- What to work on:
Among the lines below, count those with the word "userIdentity". Answer with the number only.

- Input records:
##########
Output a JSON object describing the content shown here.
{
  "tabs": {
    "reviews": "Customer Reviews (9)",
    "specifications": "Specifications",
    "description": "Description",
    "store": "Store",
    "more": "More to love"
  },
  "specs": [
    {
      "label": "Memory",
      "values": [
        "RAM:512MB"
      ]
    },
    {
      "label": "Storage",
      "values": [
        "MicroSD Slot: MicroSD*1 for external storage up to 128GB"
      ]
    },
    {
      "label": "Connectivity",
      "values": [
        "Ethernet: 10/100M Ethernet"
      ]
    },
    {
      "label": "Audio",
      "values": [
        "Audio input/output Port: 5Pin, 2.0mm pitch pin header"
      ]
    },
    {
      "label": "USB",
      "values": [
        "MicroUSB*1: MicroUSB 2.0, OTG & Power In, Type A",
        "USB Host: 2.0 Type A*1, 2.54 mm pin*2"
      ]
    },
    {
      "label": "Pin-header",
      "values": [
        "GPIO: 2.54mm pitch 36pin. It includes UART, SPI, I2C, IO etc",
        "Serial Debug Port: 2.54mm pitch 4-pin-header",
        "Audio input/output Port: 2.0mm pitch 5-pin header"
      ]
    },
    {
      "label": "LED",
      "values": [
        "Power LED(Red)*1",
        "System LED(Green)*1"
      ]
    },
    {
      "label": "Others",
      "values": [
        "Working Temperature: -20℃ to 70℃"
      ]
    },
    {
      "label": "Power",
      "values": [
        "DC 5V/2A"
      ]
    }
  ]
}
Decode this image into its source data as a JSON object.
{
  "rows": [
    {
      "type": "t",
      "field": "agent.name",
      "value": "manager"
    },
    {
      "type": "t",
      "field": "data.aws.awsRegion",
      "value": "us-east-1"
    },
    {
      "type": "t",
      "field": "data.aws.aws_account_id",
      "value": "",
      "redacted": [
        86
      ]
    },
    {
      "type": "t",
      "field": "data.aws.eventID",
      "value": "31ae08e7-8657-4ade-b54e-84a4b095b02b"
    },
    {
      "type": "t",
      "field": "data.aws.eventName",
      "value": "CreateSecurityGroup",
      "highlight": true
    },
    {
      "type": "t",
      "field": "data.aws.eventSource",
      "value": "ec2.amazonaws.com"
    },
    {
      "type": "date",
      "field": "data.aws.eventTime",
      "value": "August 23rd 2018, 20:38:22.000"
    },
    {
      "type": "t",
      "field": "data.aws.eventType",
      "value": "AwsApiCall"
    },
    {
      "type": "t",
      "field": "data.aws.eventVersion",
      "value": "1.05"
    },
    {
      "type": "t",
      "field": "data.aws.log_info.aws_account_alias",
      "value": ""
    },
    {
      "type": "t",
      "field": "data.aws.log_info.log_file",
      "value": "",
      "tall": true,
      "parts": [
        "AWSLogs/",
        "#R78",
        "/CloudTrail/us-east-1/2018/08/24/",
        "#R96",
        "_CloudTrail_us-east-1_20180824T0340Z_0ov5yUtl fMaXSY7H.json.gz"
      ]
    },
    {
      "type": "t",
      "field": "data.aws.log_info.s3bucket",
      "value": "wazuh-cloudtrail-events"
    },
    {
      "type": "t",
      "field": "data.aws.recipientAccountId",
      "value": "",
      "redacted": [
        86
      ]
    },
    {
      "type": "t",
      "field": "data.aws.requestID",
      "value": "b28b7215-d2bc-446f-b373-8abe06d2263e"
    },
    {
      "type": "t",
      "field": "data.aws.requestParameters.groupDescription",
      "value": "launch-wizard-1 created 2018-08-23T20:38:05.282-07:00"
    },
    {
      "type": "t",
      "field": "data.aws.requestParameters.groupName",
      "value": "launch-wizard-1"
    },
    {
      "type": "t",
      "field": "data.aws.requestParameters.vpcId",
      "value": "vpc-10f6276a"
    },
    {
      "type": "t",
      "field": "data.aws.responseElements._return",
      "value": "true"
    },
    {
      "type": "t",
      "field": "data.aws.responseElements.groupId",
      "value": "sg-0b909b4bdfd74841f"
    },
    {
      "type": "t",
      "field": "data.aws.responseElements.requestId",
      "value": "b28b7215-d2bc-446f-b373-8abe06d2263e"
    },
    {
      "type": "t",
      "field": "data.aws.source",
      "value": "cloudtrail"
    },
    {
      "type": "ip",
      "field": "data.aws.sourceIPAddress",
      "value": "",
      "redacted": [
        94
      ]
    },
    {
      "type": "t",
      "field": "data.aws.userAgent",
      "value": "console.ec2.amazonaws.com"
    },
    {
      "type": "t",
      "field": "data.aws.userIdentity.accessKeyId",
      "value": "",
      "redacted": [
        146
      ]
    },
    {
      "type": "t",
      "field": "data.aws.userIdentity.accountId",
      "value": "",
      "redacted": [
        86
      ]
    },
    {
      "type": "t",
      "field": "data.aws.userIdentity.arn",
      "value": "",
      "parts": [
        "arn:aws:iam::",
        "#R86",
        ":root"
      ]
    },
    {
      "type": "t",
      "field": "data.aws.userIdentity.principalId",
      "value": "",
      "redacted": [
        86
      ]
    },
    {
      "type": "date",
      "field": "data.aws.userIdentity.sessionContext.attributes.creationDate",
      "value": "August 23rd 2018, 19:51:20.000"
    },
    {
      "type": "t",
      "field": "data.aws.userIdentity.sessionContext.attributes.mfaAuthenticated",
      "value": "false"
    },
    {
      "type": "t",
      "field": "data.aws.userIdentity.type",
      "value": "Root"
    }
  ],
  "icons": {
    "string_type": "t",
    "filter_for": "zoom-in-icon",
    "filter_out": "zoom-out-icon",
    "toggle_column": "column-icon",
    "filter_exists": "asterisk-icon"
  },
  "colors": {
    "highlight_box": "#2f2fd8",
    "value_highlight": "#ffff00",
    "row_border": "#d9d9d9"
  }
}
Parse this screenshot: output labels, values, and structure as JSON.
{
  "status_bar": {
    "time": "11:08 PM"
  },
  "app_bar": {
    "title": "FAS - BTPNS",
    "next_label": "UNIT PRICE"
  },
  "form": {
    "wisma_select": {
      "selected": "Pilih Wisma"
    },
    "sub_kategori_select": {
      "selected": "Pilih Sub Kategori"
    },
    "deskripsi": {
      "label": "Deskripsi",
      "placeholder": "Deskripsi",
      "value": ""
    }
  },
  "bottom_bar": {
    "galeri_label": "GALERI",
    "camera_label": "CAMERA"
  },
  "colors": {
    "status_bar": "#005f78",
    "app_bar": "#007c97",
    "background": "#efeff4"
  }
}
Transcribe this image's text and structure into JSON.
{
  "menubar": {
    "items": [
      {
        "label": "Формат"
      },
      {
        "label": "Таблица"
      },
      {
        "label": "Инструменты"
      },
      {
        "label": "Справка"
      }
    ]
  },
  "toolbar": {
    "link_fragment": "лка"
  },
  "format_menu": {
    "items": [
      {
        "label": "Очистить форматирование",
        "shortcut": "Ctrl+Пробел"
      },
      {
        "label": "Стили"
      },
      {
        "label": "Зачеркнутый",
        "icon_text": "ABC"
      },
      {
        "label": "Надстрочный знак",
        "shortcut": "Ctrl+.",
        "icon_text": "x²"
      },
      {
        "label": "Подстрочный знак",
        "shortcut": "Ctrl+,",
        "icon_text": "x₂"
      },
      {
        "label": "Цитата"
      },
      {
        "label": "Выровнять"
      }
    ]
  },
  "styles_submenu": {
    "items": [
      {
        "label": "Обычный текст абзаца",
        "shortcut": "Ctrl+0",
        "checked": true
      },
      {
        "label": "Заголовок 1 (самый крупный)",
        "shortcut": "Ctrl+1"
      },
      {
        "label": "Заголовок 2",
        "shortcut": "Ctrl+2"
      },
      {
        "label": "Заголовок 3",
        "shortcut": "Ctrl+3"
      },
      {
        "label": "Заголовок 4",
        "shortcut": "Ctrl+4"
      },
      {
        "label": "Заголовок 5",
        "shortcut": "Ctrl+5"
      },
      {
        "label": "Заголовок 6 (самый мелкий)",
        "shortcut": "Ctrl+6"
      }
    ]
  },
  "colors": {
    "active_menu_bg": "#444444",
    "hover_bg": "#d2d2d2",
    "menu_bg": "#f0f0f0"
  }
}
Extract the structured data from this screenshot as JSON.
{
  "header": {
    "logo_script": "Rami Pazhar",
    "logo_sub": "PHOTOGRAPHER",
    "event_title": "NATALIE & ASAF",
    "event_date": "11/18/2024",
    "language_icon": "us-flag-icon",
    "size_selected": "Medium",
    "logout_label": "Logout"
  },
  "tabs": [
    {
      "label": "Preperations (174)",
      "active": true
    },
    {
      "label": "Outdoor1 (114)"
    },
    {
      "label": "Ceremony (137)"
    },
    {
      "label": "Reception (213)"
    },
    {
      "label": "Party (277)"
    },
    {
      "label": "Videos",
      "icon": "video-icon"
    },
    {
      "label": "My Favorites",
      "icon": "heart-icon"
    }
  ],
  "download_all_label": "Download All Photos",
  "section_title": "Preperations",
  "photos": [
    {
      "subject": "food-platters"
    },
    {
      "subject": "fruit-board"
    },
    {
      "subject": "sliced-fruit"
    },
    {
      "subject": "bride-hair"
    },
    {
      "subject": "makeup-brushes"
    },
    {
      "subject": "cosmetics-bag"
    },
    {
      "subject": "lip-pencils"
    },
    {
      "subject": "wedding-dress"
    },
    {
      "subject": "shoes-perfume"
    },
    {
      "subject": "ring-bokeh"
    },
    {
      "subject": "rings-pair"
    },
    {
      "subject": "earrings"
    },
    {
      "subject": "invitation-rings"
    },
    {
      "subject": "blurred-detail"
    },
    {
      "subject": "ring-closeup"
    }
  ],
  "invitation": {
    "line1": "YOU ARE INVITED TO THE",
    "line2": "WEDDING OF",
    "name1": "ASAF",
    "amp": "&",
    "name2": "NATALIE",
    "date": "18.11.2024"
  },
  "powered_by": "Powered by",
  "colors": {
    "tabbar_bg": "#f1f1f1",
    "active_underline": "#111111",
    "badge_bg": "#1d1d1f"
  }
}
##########
- Response area:
7